All lines from the entries below that contain the string "meta" should be copied out.

• • • • • • •

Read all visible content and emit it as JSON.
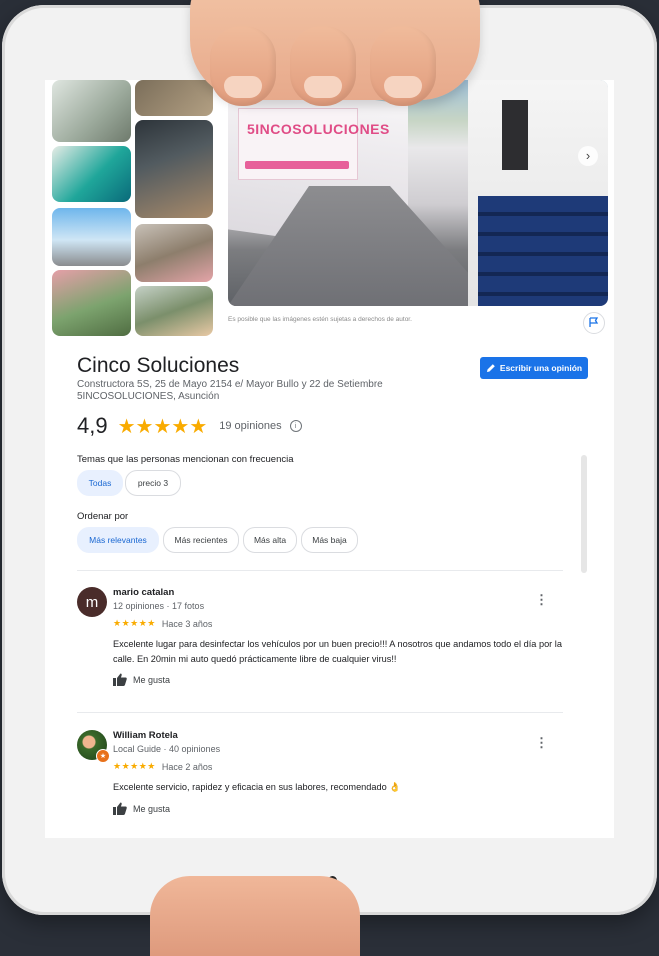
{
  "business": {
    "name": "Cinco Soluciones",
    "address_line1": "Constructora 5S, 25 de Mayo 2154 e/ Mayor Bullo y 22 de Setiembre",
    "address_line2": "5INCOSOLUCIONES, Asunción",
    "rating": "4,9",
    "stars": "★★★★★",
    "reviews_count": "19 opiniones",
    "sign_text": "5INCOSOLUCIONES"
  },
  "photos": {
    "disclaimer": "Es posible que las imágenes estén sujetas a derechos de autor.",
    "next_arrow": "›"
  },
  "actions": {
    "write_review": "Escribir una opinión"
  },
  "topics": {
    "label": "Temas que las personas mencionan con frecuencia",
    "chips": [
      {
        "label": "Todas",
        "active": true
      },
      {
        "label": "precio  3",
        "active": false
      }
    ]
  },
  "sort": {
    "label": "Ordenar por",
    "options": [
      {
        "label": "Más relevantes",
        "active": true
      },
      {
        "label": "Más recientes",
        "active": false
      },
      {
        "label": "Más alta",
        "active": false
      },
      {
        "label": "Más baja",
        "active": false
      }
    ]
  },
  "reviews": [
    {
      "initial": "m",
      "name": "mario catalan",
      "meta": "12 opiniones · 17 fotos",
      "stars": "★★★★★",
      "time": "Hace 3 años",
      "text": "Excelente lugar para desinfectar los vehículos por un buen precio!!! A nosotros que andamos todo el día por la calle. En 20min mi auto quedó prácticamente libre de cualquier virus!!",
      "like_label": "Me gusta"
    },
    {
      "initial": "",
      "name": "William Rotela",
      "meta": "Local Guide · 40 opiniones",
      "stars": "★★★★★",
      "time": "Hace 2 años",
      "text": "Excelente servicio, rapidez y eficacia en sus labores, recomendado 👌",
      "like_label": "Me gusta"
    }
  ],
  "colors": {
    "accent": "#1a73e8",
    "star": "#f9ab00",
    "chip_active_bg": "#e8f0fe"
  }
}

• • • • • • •

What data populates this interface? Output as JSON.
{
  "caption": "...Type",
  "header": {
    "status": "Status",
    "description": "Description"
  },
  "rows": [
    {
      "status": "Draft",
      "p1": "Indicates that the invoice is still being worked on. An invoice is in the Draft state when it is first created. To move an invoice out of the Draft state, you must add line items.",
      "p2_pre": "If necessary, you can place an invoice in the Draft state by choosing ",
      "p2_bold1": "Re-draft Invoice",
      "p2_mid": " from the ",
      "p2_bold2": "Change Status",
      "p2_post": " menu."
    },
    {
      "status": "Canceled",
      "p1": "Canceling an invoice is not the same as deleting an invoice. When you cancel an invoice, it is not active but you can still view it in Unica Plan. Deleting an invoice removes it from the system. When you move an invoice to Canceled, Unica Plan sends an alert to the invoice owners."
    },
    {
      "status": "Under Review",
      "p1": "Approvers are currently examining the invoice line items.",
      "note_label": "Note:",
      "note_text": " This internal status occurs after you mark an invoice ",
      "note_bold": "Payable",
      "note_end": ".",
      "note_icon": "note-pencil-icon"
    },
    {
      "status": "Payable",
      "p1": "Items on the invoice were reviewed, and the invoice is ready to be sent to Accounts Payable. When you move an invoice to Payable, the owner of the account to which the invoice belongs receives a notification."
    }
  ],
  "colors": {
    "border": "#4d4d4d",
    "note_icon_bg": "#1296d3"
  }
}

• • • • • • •

◆ Answer to the exercise:
      "meta": "12 opiniones · 17 fotos",
      "meta": "Local Guide · 40 opiniones",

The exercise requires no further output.